- Zion represented the people of God – that’s what Matthew meant by “out of Egypt I called My Son” (Matt 2:15; cf. Hos 11:1). Hosea was referring to “Israel,” and Matthew well knew that, but Matthew was saying that Jesus is the true Israel. Jesus embodied everything Israel was supposed to be.
The wise men found out that what they were seeking (the presence of God, the rule of God, the worship of God, and the people of God) is not found in a place – it’s found in a person!
King Herod saw the birth of this King to be a threat to his own kingship. There was no room in his economy for a threat to his throne. As the story goes on, Herod had all of the male babies in Bethlehem under the age of two slaughtered to try to kill Jesus in the process (Matt 2:16). In no way would King Herod “worship” this Messiah – instead he wanted to kill Him.
Unfortunately, we live in a world that is very hostile to the Messiah born in Bethlehem.
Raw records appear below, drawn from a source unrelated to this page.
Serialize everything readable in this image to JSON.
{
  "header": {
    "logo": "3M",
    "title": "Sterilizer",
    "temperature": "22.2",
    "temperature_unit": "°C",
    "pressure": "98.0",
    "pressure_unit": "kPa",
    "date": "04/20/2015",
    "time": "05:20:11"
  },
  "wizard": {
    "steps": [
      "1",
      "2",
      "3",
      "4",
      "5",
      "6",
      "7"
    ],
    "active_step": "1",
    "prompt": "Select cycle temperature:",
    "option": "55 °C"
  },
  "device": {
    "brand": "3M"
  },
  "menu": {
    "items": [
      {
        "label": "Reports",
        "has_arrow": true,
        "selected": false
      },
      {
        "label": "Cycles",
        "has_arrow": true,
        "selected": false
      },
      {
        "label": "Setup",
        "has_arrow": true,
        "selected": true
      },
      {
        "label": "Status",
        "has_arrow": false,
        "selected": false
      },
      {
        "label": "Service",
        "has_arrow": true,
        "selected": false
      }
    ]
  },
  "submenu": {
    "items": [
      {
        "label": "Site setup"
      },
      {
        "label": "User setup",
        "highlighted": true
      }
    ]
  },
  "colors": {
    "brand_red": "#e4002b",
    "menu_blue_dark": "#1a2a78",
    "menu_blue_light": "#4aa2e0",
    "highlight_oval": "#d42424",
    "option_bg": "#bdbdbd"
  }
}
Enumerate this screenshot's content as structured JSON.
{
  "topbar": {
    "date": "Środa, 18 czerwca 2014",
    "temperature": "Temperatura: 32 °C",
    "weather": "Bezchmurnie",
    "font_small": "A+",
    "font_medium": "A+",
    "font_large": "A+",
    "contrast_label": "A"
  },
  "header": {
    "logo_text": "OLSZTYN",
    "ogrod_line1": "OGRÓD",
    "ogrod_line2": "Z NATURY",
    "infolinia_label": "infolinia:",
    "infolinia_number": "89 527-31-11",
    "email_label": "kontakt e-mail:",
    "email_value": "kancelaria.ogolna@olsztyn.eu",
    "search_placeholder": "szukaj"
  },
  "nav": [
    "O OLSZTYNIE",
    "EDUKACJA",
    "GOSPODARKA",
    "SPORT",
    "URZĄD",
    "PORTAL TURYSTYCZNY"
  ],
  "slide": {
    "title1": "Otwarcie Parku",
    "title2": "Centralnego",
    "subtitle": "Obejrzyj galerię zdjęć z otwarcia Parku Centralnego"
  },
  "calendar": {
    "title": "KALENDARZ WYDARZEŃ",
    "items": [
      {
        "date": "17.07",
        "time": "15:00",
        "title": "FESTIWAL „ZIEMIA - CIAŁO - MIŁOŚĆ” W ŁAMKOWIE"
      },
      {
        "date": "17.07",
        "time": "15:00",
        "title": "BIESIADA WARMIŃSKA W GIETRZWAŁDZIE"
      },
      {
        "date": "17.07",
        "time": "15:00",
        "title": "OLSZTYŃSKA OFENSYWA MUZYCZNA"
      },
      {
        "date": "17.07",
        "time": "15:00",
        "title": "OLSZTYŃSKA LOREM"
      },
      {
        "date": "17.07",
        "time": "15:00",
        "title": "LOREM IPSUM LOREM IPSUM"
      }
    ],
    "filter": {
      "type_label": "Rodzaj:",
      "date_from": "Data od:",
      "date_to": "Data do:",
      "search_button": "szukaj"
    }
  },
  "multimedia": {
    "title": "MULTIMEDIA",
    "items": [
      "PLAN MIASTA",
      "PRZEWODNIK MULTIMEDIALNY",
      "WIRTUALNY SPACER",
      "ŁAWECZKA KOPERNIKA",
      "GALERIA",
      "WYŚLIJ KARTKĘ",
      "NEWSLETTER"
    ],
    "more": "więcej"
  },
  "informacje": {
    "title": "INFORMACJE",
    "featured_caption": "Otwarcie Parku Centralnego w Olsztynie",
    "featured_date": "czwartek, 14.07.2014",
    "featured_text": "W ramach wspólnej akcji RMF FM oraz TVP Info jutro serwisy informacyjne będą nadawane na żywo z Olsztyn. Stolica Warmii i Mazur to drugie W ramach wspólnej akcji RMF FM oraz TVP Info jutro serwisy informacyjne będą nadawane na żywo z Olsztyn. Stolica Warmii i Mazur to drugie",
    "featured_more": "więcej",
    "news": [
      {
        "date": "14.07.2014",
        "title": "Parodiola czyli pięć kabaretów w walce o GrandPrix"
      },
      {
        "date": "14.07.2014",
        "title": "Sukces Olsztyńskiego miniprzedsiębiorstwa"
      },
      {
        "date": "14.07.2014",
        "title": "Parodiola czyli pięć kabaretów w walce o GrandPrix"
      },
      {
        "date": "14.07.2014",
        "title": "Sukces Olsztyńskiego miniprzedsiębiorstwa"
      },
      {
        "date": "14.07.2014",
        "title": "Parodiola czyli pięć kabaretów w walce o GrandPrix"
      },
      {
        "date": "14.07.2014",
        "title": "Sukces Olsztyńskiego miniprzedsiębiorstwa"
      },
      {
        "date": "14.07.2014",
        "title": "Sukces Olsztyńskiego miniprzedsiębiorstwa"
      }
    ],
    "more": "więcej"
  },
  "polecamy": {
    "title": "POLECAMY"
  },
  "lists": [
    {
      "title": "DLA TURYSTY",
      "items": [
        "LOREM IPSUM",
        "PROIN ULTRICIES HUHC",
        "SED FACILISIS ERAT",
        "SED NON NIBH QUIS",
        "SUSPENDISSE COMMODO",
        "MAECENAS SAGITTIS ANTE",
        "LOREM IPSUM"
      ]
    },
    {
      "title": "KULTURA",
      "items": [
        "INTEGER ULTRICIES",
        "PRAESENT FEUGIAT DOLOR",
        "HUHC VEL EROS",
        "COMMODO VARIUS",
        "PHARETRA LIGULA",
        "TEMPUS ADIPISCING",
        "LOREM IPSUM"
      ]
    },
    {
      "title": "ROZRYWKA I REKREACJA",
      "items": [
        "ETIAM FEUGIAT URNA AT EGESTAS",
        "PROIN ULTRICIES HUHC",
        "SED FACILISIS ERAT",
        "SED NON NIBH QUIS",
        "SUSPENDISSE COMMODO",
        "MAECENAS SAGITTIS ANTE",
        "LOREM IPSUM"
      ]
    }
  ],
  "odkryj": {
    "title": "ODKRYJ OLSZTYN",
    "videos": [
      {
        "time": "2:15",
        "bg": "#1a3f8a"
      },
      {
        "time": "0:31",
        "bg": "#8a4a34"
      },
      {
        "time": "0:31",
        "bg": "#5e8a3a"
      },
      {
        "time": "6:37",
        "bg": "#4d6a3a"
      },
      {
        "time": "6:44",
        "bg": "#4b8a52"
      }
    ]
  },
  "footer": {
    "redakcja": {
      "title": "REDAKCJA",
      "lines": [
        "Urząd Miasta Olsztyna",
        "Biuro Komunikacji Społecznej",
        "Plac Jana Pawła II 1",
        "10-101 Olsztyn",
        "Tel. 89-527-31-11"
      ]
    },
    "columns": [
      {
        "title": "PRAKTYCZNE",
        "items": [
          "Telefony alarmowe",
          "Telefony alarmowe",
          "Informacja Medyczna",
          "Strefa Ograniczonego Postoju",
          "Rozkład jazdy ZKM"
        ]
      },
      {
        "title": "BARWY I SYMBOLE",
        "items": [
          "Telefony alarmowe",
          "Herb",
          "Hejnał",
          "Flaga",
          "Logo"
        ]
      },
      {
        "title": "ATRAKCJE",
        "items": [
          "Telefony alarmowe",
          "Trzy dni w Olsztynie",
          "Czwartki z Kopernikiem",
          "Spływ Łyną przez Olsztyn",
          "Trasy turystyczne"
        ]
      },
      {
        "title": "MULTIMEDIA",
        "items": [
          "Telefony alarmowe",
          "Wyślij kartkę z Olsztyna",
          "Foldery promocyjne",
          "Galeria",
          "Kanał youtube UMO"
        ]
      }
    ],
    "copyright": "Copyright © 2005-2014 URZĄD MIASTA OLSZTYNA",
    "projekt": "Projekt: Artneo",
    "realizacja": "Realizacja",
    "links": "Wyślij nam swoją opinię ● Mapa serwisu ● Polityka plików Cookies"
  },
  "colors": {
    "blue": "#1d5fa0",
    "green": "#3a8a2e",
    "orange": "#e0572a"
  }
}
The psalmist said,
The kings of the earth take their stand
And the rulers take counsel together
Against the Lord and against His Anointed, saying,
“Let us tear their fetters apart
And cast away their cords from us!” (Ps 2:2-3).
But there is a verse in Isaiah’s prophecy that applies to King Herod and anyone else who refuses to submit and worship this King. There is something special about this child – God is doing something highly significant:
For the nation and the kingdom which will not serve you will perish,
And the nations will be utterly ruined (Isa 60:13).
As the psalmist said,
Now therefore, O kings, show discernment;
Take warning, O judges of the earth.
Worship the Lord with reverence
And rejoice with trembling.
Do homage to the Son, that He not become angry, and you perish in the way,
For His wrath may soon be kindled.
How blessed are all who take refuge in Him! (Ps 2:10-12).
If you choose to reject the Son, you will perish and face His wrath. If you embrace Him as your Lord, you will be “blessed.”